In other words, the concept of balanced growth may now be made by the country—under the present state of emergency. Having decided—regrettably and doubtless unwisely—to proclaim a state of emergency, Marcos might as well try to push through our economic development in this way.

Many delegates, including those who were against martial law, concede that a good deal of the reforms so far achieved, such as land reform, hold the promise of being landmarks in the struggle of our people for social amelioration—assuming there is sincerity in both its conception and implementation. This could not be done since the American occupation of the Philippines when the ilustrados were allowed to share political power in the colonial regime.

The big issue, of course, is that many people are living in a climate of fear. Can there be human dignity without freedom in people’s lives?

Froilan countered that we can look at the loss of our individual freedoms in terms of the need for societal progress, with individual interests being subordinated to the general welfare. The important thing, he urged, is the welfare of society.

“Besides,” Froilan argued, “we are only substituting one fear for another. For example, while we may fear the possibility of going to the stockade now—he looked at me in the eye—we were fearing being robbed before; we were fearing gunmen in the streets. But society can now go forward.”

“But what about our human rights, Froilan?” I protested. “Is it not of the very essence of human rights that a hard core of autonomy, integrity and dignity of the individual should not be sacrificed even to the national interest and the welfare of the group?”

Froilan’s response was simply that it is more patriotic to join the government now.

But would we not then only be legitimizing a dictatorial government?

“Given the fact that martial law is here to stay, the constructive thing to do is to join so that one may help in the reconstruction of society,” Froilan insisted. “There is a greater amount of sacrifice involved here actually than if one thinks only in terms of civil liberties, because then, one is thinking not of himself but of the social goal.”

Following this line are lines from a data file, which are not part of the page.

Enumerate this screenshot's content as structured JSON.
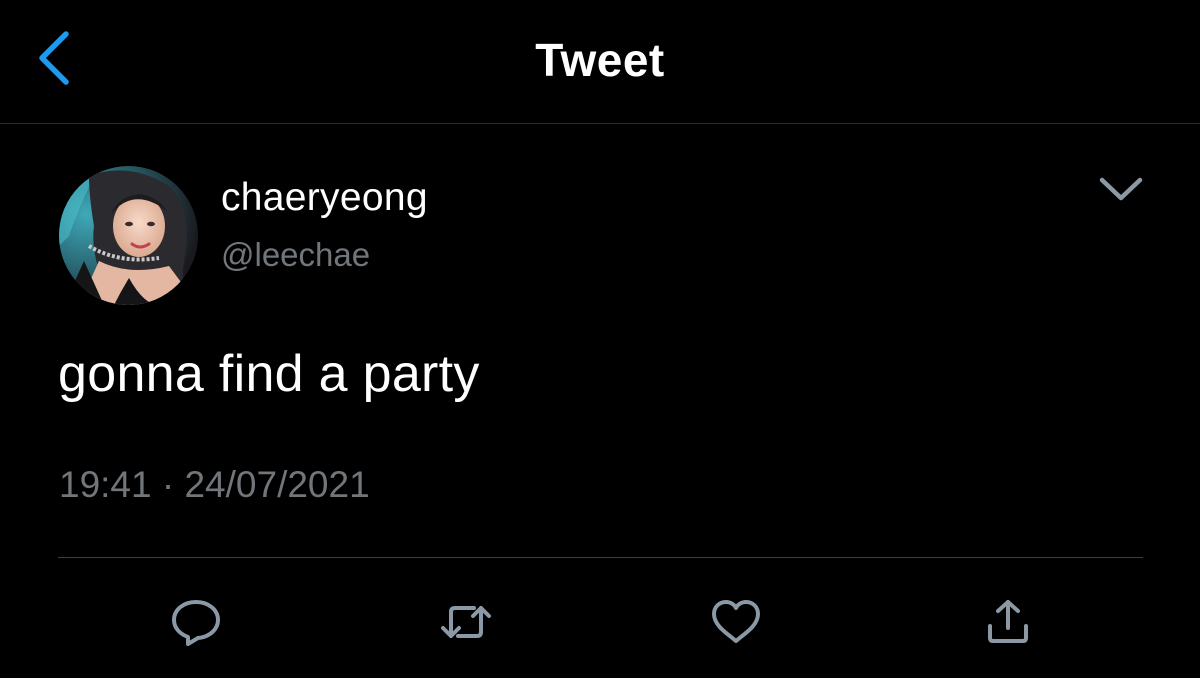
{
  "header": {
    "title": "Tweet",
    "back_icon": "chevron-left-icon"
  },
  "tweet": {
    "author": {
      "display_name": "chaeryeong",
      "handle": "@leechae",
      "avatar": "avatar-photo"
    },
    "text": "gonna find a party",
    "time": "19:41",
    "separator": "·",
    "date": "24/07/2021",
    "more_icon": "chevron-down-icon"
  },
  "actions": [
    {
      "name": "reply",
      "icon": "speech-bubble-icon"
    },
    {
      "name": "retweet",
      "icon": "retweet-icon"
    },
    {
      "name": "like",
      "icon": "heart-icon"
    },
    {
      "name": "share",
      "icon": "share-icon"
    }
  ],
  "colors": {
    "background": "#000000",
    "text_primary": "#ffffff",
    "text_secondary": "#71767b",
    "accent": "#1d9bf0",
    "icon_gray": "#8b98a5"
  }
}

“Your theory implies that we should give up everything for the good of society. But because we are human, we have dignity. And human dignity cannot be given up,” I rejoined. “You imply that ‘collective rights’ are generally superior to individual rights and must be given priority. You think that the concept of human rights reflected in international documents ignores the ‘collective rights’ to economic security of the poor in the Third World. You believe that in periods of fundamental change such as we are now experiencing, leading to what is perceived or claimed to be a more just society, there is a need to emphasize those rights which are essential, to promoting such change and correlatively to deemphasize the other rights, don’t you?”

“Why not? We should all be ready to sacrifice for the country.” Froilan’s voice was firm.

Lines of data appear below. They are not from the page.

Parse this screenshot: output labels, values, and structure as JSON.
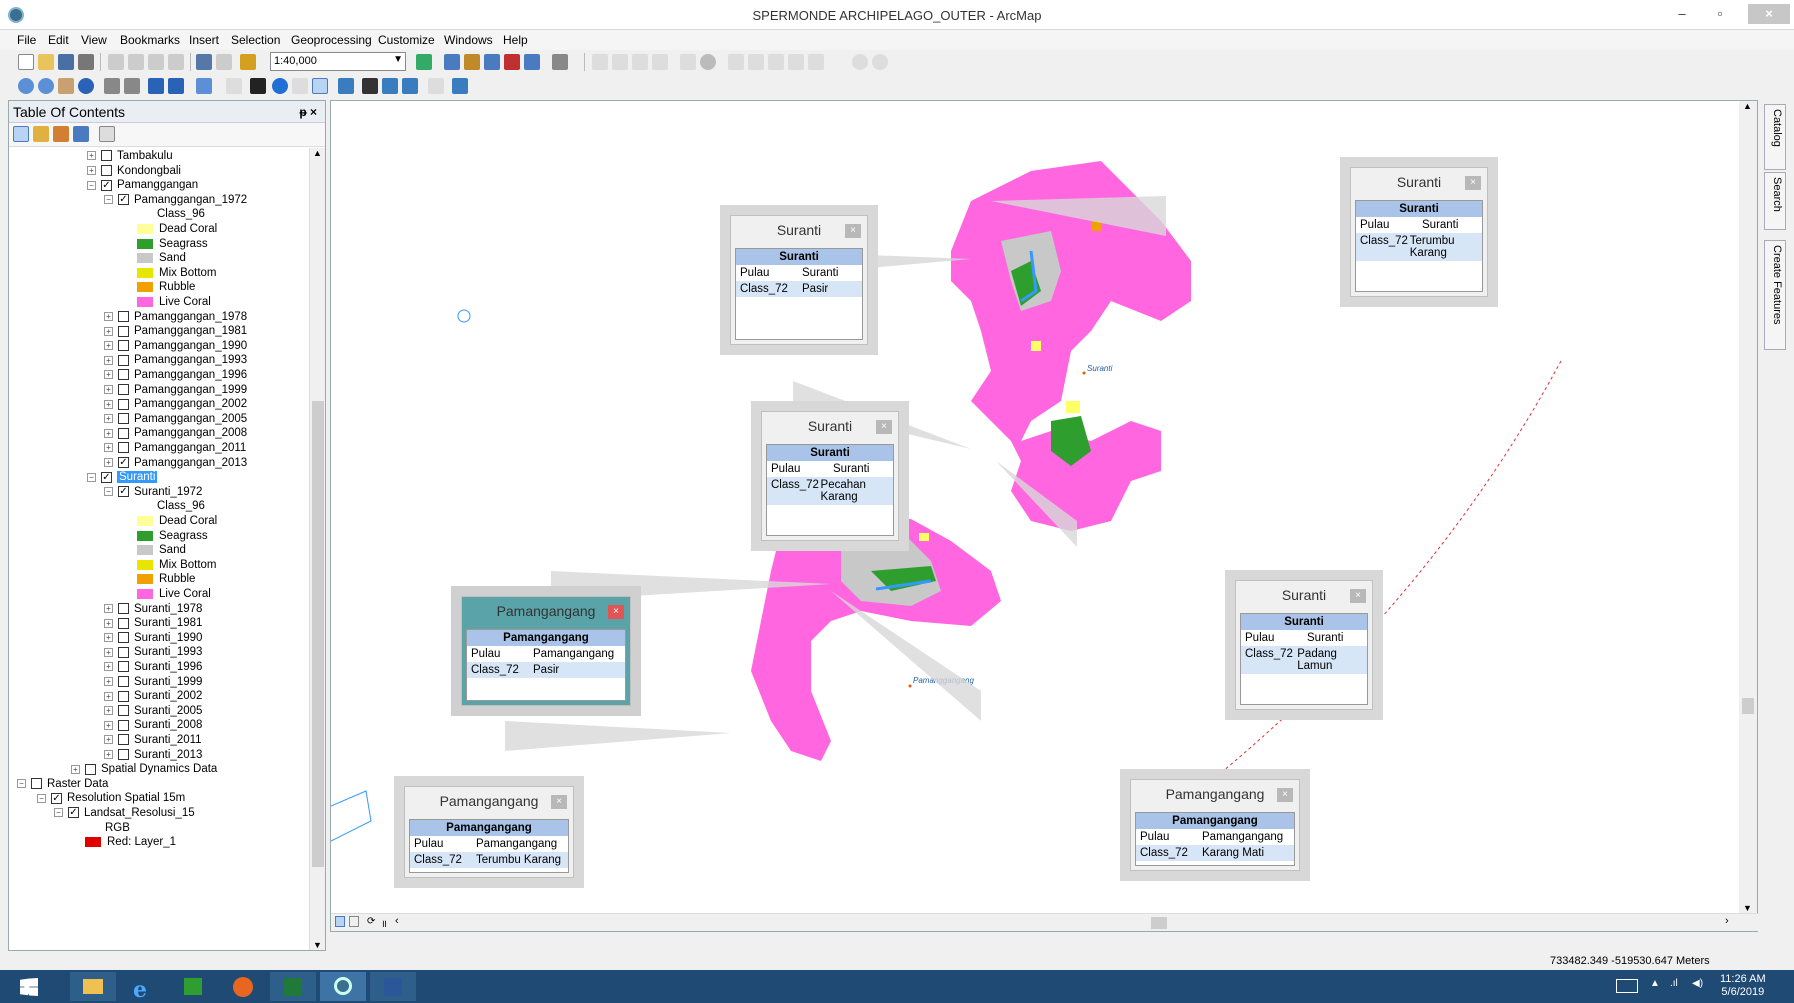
{
  "window": {
    "title": "SPERMONDE ARCHIPELAGO_OUTER - ArcMap",
    "minimize": "–",
    "restore": "▫",
    "close": "×"
  },
  "menu": [
    "File",
    "Edit",
    "View",
    "Bookmarks",
    "Insert",
    "Selection",
    "Geoprocessing",
    "Customize",
    "Windows",
    "Help"
  ],
  "toolbar": {
    "scale": "1:40,000"
  },
  "toc": {
    "title": "Table Of Contents",
    "pin": "ᵽ ×"
  },
  "tree": [
    {
      "label": "Tambakulu",
      "exp": "+",
      "chk": "",
      "indent": 100
    },
    {
      "label": "Kondongbali",
      "exp": "+",
      "chk": "",
      "indent": 100
    },
    {
      "label": "Pamanggangan",
      "exp": "−",
      "chk": "✓",
      "indent": 100
    },
    {
      "label": "Pamanggangan_1972",
      "exp": "−",
      "chk": "✓",
      "indent": 117
    },
    {
      "label": "Class_96",
      "indent": 170
    },
    {
      "label": "Dead Coral",
      "swatch": "#ffff99",
      "indent": 150
    },
    {
      "label": "Seagrass",
      "swatch": "#2e9e2e",
      "indent": 150
    },
    {
      "label": "Sand",
      "swatch": "#c8c8c8",
      "indent": 150
    },
    {
      "label": "Mix Bottom",
      "swatch": "#e6e600",
      "indent": 150
    },
    {
      "label": "Rubble",
      "swatch": "#f0a000",
      "indent": 150
    },
    {
      "label": "Live Coral",
      "swatch": "#ff66e0",
      "indent": 150
    },
    {
      "label": "Pamanggangan_1978",
      "exp": "+",
      "chk": "",
      "indent": 117
    },
    {
      "label": "Pamanggangan_1981",
      "exp": "+",
      "chk": "",
      "indent": 117
    },
    {
      "label": "Pamanggangan_1990",
      "exp": "+",
      "chk": "",
      "indent": 117
    },
    {
      "label": "Pamanggangan_1993",
      "exp": "+",
      "chk": "",
      "indent": 117
    },
    {
      "label": "Pamanggangan_1996",
      "exp": "+",
      "chk": "",
      "indent": 117
    },
    {
      "label": "Pamanggangan_1999",
      "exp": "+",
      "chk": "",
      "indent": 117
    },
    {
      "label": "Pamanggangan_2002",
      "exp": "+",
      "chk": "",
      "indent": 117
    },
    {
      "label": "Pamanggangan_2005",
      "exp": "+",
      "chk": "",
      "indent": 117
    },
    {
      "label": "Pamanggangan_2008",
      "exp": "+",
      "chk": "",
      "indent": 117
    },
    {
      "label": "Pamanggangan_2011",
      "exp": "+",
      "chk": "",
      "indent": 117
    },
    {
      "label": "Pamanggangan_2013",
      "exp": "+",
      "chk": "✓",
      "indent": 117
    },
    {
      "label": "Suranti",
      "exp": "−",
      "chk": "✓",
      "indent": 100,
      "selected": true
    },
    {
      "label": "Suranti_1972",
      "exp": "−",
      "chk": "✓",
      "indent": 117
    },
    {
      "label": "Class_96",
      "indent": 170
    },
    {
      "label": "Dead Coral",
      "swatch": "#ffff99",
      "indent": 150
    },
    {
      "label": "Seagrass",
      "swatch": "#2e9e2e",
      "indent": 150
    },
    {
      "label": "Sand",
      "swatch": "#c8c8c8",
      "indent": 150
    },
    {
      "label": "Mix Bottom",
      "swatch": "#e6e600",
      "indent": 150
    },
    {
      "label": "Rubble",
      "swatch": "#f0a000",
      "indent": 150
    },
    {
      "label": "Live Coral",
      "swatch": "#ff66e0",
      "indent": 150
    },
    {
      "label": "Suranti_1978",
      "exp": "+",
      "chk": "",
      "indent": 117
    },
    {
      "label": "Suranti_1981",
      "exp": "+",
      "chk": "",
      "indent": 117
    },
    {
      "label": "Suranti_1990",
      "exp": "+",
      "chk": "",
      "indent": 117
    },
    {
      "label": "Suranti_1993",
      "exp": "+",
      "chk": "",
      "indent": 117
    },
    {
      "label": "Suranti_1996",
      "exp": "+",
      "chk": "",
      "indent": 117
    },
    {
      "label": "Suranti_1999",
      "exp": "+",
      "chk": "",
      "indent": 117
    },
    {
      "label": "Suranti_2002",
      "exp": "+",
      "chk": "",
      "indent": 117
    },
    {
      "label": "Suranti_2005",
      "exp": "+",
      "chk": "",
      "indent": 117
    },
    {
      "label": "Suranti_2008",
      "exp": "+",
      "chk": "",
      "indent": 117
    },
    {
      "label": "Suranti_2011",
      "exp": "+",
      "chk": "",
      "indent": 117
    },
    {
      "label": "Suranti_2013",
      "exp": "+",
      "chk": "",
      "indent": 117
    },
    {
      "label": "Spatial Dynamics Data",
      "exp": "+",
      "chk": "",
      "indent": 84
    },
    {
      "label": "Raster Data",
      "exp": "−",
      "chk": "",
      "indent": 30
    },
    {
      "label": "Resolution Spatial 15m",
      "exp": "−",
      "chk": "✓",
      "indent": 50
    },
    {
      "label": "Landsat_Resolusi_15",
      "exp": "−",
      "chk": "✓",
      "indent": 67
    },
    {
      "label": "RGB",
      "indent": 118
    },
    {
      "label": "Red:   Layer_1",
      "swatch": "#e00000",
      "indent": 98
    }
  ],
  "map": {
    "label_suranti": "Suranti",
    "label_pamanggangang": "Pamanggangang"
  },
  "popups": [
    {
      "title": "Suranti",
      "header": "Suranti",
      "rows": [
        [
          "Pulau",
          "Suranti"
        ],
        [
          "Class_72",
          "Pasir"
        ]
      ]
    },
    {
      "title": "Suranti",
      "header": "Suranti",
      "rows": [
        [
          "Pulau",
          "Suranti"
        ],
        [
          "Class_72",
          "Terumbu Karang"
        ]
      ]
    },
    {
      "title": "Suranti",
      "header": "Suranti",
      "rows": [
        [
          "Pulau",
          "Suranti"
        ],
        [
          "Class_72",
          "Pecahan Karang"
        ]
      ]
    },
    {
      "title": "Suranti",
      "header": "Suranti",
      "rows": [
        [
          "Pulau",
          "Suranti"
        ],
        [
          "Class_72",
          "Padang Lamun"
        ]
      ]
    },
    {
      "title": "Pamangangang",
      "header": "Pamangangang",
      "rows": [
        [
          "Pulau",
          "Pamangangang"
        ],
        [
          "Class_72",
          "Pasir"
        ]
      ]
    },
    {
      "title": "Pamangangang",
      "header": "Pamangangang",
      "rows": [
        [
          "Pulau",
          "Pamangangang"
        ],
        [
          "Class_72",
          "Terumbu Karang"
        ]
      ]
    },
    {
      "title": "Pamangangang",
      "header": "Pamangangang",
      "rows": [
        [
          "Pulau",
          "Pamangangang"
        ],
        [
          "Class_72",
          "Karang Mati"
        ]
      ]
    }
  ],
  "dock": {
    "catalog": "Catalog",
    "search": "Search",
    "create": "Create Features"
  },
  "status": {
    "coords": "733482.349  -519530.647 Meters"
  },
  "clock": {
    "time": "11:26 AM",
    "date": "5/6/2019"
  }
}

“But should not collective rights and individual rights be promoted simultaneously? Is not a trade-off between them dangerous or even immoral? Is this not the excuse made by dictatorial governments in many developing societies—look at the rationale for Marcos’ declaration of martial law—to repudiate implicitly the political side of the human rights agenda as formal Western liberalism that is a dispensable luxury for a developing society? Is this not what our friend, O.D. Corpuz, has said in his treatise—rationalizing the need for martial law—that individual freedom was enjoyed only by the elites in the early development of present-day industrialized societies—which developing societies can do without?”

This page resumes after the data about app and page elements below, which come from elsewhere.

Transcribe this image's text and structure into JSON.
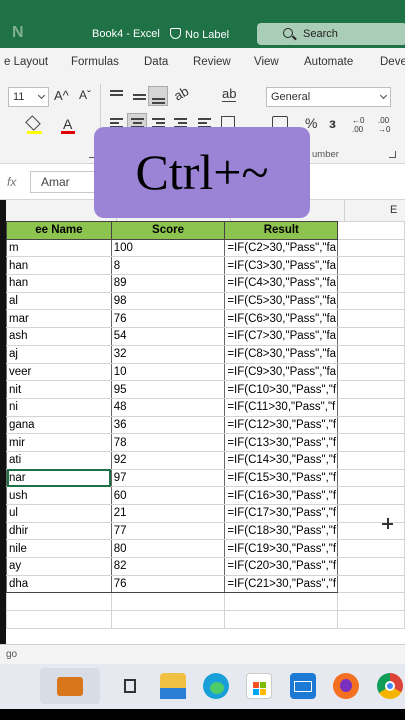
{
  "titlebar": {
    "document": "Book4 - Excel",
    "sensitivity_label": "No Label",
    "search_placeholder": "Search"
  },
  "menu": {
    "items": [
      "e Layout",
      "Formulas",
      "Data",
      "Review",
      "View",
      "Automate",
      "Deve"
    ]
  },
  "ribbon": {
    "font_size": "11",
    "grow_font": "A^",
    "shrink_font": "Aˇ",
    "number_format": "General",
    "percent": "%",
    "comma": "з",
    "number_group_label": "umber"
  },
  "formula_bar": {
    "fx_label": "fx",
    "name_value": "Amar"
  },
  "column_header": {
    "visible_letter": "E"
  },
  "table": {
    "headers": [
      "ee Name",
      "Score",
      "Result"
    ],
    "rows": [
      [
        "m",
        "100",
        "=IF(C2>30,\"Pass\",\"fa"
      ],
      [
        "han",
        "8",
        "=IF(C3>30,\"Pass\",\"fa"
      ],
      [
        "han",
        "89",
        "=IF(C4>30,\"Pass\",\"fa"
      ],
      [
        "al",
        "98",
        "=IF(C5>30,\"Pass\",\"fa"
      ],
      [
        "mar",
        "76",
        "=IF(C6>30,\"Pass\",\"fa"
      ],
      [
        "ash",
        "54",
        "=IF(C7>30,\"Pass\",\"fa"
      ],
      [
        "aj",
        "32",
        "=IF(C8>30,\"Pass\",\"fa"
      ],
      [
        "veer",
        "10",
        "=IF(C9>30,\"Pass\",\"fa"
      ],
      [
        "nit",
        "95",
        "=IF(C10>30,\"Pass\",\"f"
      ],
      [
        "ni",
        "48",
        "=IF(C11>30,\"Pass\",\"f"
      ],
      [
        "gana",
        "36",
        "=IF(C12>30,\"Pass\",\"f"
      ],
      [
        "mir",
        "78",
        "=IF(C13>30,\"Pass\",\"f"
      ],
      [
        "ati",
        "92",
        "=IF(C14>30,\"Pass\",\"f"
      ],
      [
        "nar",
        "97",
        "=IF(C15>30,\"Pass\",\"f"
      ],
      [
        "ush",
        "60",
        "=IF(C16>30,\"Pass\",\"f"
      ],
      [
        "ul",
        "21",
        "=IF(C17>30,\"Pass\",\"f"
      ],
      [
        "dhir",
        "77",
        "=IF(C18>30,\"Pass\",\"f"
      ],
      [
        "nile",
        "80",
        "=IF(C19>30,\"Pass\",\"f"
      ],
      [
        "ay",
        "82",
        "=IF(C20>30,\"Pass\",\"f"
      ],
      [
        "dha",
        "76",
        "=IF(C21>30,\"Pass\",\"f"
      ]
    ]
  },
  "status": {
    "text": "go"
  },
  "overlay": {
    "shortcut": "Ctrl+~"
  },
  "colors": {
    "excel_green": "#1f7146",
    "header_fill": "#8dc34f",
    "overlay_fill": "#9b84d6"
  },
  "taskbar": {
    "icons": [
      "briefcase-icon",
      "task-view-icon",
      "file-explorer-icon",
      "edge-icon",
      "store-icon",
      "mail-icon",
      "firefox-icon",
      "chrome-icon"
    ]
  }
}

Our debate was inconclusive. It was midnight when I went home.

But could Froilan be right? Tossing in bed, I remembered what I once read as a student:

A messenger arrives at the door of a noble Spartan mother during the war with the Persians. “What news, Sir?” she cries. “Bad news, my lady,” he replied. “What then, is the battle lost?” The messenger could not conceal his sorrow. “No, but your sons have fallen.” “And the battle, what of the battle?”

“The battle, my lady, is won.” Beaming, the Spartan mother responds, “Why then, Sir, the news you bring is not bad but good.”

I was getting confused. Froilan had said we should look at the loss of our individual freedoms in terms of the need for societal progress.